What to produce » Print the data that follows without changing a single word.

Information supplied START

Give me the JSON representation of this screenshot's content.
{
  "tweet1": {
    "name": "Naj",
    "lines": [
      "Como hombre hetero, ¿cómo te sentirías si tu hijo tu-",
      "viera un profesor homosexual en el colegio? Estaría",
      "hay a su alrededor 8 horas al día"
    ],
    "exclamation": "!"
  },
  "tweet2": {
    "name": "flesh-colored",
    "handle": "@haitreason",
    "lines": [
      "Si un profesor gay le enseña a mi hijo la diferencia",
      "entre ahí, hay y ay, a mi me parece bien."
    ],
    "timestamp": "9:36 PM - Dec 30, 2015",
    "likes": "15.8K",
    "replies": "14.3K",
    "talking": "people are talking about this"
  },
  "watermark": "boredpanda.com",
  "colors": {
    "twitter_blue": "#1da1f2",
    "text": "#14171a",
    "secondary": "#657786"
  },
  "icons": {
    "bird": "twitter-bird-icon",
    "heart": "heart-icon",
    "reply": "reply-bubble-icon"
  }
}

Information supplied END

Problem solution »
Give me the JSON representation of this screenshot's content.
{
  "tweet1": {
    "name": "Naj",
    "lines": [
      "Como hombre hetero, ¿cómo te sentirías si tu hijo tu-",
      "viera un profesor homosexual en el colegio? Estaría",
      "hay a su alrededor 8 horas al día"
    ],
    "exclamation": "!"
  },
  "tweet2": {
    "name": "flesh-colored",
    "handle": "@haitreason",
    "lines": [
      "Si un profesor gay le enseña a mi hijo la diferencia",
      "entre ahí, hay y ay, a mi me parece bien."
    ],
    "timestamp": "9:36 PM - Dec 30, 2015",
    "likes": "15.8K",
    "replies": "14.3K",
    "talking": "people are talking about this"
  },
  "watermark": "boredpanda.com",
  "colors": {
    "twitter_blue": "#1da1f2",
    "text": "#14171a",
    "secondary": "#657786"
  },
  "icons": {
    "bird": "twitter-bird-icon",
    "heart": "heart-icon",
    "reply": "reply-bubble-icon"
  }
}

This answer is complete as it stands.